“The trade finance facility we helped provide for CTPC is an excellent example of how the development community can work with the private sector to finance climate change adaptation measures in developing countries,” says OPEC Fund Director-General Dr Abdulhamid Alkhalifa. “The Touton Group works with communities that are extremely vulnerable to climate change and that are already experiencing its impacts. The OPEC Fund is pleased to have the opportunity to help boost adaptation and resilience in Ghana.”

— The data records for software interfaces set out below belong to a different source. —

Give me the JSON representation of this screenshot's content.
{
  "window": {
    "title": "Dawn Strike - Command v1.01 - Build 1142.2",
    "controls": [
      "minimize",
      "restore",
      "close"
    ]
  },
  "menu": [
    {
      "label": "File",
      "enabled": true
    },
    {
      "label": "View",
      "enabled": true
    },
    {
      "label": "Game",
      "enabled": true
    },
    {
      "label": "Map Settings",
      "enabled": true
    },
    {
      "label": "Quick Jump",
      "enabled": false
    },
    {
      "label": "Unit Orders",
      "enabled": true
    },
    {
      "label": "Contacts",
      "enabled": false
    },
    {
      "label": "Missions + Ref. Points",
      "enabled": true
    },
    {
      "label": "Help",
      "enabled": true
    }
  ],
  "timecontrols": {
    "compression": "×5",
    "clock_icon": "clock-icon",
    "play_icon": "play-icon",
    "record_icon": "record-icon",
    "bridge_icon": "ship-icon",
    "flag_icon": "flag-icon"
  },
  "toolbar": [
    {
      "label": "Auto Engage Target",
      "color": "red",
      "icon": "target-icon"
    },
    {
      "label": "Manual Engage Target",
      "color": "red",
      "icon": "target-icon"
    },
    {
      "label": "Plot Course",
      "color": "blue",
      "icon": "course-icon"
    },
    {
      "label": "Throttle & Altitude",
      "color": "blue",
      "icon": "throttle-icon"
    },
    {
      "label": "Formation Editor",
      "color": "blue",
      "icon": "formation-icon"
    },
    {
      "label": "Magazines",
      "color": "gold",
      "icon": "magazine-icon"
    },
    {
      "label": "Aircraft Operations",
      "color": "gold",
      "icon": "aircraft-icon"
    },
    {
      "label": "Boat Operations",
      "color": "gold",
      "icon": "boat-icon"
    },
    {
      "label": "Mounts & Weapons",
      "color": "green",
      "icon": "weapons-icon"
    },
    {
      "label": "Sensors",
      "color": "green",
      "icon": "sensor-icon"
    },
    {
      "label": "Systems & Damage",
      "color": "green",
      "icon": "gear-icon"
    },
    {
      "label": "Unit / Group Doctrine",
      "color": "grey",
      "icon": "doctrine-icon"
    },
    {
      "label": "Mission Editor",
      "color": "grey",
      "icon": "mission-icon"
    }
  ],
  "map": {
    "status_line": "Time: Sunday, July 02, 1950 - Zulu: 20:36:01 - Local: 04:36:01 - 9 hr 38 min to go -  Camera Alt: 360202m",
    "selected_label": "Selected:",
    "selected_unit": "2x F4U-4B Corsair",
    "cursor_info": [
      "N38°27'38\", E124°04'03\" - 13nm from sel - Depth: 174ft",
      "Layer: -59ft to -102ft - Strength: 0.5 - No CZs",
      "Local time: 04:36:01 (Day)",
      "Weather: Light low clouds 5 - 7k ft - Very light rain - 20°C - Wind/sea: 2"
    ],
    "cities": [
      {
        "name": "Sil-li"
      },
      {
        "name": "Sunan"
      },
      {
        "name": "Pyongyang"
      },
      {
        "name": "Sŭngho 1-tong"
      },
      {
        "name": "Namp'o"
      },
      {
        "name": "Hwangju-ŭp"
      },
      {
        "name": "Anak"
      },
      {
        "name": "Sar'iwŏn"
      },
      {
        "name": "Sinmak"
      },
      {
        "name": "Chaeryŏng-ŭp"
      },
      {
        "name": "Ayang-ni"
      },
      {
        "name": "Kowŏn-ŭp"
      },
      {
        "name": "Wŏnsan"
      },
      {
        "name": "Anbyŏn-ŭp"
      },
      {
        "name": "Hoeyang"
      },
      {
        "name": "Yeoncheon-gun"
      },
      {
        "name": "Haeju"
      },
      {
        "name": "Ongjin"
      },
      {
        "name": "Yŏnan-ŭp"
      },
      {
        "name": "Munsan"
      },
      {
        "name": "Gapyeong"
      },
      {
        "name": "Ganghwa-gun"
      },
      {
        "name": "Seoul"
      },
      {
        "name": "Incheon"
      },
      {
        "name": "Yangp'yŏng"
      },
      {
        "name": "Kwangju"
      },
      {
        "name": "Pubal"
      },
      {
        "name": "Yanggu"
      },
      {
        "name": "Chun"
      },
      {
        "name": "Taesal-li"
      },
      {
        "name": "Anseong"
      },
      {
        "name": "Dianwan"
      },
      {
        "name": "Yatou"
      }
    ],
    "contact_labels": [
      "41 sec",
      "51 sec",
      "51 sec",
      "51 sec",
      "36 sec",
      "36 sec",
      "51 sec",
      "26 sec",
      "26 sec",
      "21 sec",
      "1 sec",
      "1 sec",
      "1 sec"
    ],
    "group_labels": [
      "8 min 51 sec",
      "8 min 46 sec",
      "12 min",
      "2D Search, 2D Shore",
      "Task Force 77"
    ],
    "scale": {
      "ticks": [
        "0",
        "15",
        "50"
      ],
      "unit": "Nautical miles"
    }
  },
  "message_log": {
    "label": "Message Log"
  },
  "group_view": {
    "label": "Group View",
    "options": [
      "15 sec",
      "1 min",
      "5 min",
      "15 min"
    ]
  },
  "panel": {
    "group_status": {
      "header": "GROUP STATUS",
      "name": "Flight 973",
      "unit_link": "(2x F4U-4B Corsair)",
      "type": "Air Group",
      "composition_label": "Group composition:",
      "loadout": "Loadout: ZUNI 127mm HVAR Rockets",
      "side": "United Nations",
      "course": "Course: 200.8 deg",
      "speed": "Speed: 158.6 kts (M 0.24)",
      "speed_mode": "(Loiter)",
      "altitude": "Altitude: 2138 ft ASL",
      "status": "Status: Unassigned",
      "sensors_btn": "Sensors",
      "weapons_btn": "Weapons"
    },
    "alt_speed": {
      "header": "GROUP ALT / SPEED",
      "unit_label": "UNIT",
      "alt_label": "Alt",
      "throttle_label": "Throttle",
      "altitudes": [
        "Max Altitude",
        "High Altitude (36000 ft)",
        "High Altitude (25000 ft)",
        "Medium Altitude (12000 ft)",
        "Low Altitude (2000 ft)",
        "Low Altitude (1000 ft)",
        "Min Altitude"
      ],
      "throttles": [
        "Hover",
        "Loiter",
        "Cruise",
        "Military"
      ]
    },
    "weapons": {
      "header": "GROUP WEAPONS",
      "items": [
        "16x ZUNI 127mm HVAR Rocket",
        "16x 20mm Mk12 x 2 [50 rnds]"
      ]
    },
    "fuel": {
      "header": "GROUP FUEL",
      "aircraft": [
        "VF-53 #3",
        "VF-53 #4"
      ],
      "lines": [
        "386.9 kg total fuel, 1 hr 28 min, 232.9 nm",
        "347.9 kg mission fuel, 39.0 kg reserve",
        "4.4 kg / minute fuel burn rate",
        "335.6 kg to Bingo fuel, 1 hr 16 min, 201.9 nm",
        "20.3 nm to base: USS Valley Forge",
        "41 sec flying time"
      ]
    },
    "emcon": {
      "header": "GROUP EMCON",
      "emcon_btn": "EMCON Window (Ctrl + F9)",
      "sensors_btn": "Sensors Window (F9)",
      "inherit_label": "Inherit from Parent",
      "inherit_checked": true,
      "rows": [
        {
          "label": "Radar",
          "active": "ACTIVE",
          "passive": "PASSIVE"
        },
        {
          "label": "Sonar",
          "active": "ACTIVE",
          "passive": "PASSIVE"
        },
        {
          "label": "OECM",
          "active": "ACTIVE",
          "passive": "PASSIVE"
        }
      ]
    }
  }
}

The Cocoa and Forests Initiative (CFI) brings together private and public sector actors in Ghana and Côte d’Ivoire to identify solutions to climate challenges, such as fluctuating weather patterns and prolonged drought, faced by smallholder cocoa farmers. With improved planting materials, professional farming techniques, and sustainable soil fertility management, cocoa productivity can be responsibly increased and farmers can better cope with climate change. Both governments are also heavily invested in pursuing climate change reduction strategies through their REDD+ programmes. In addition to Touton’s 3PRCL program, Olam and Rainforest Alliance, in collaboration with the Forestry Commission, are building on their ‘Climate Cocoa Partnership for REDD+ Preparation’ project to improve landscape conservation and income opportunities for local communities in Ghana. Twelve companies, including Touton and Olam, initially signed up to CFI. The initiative now includes 35 signatories.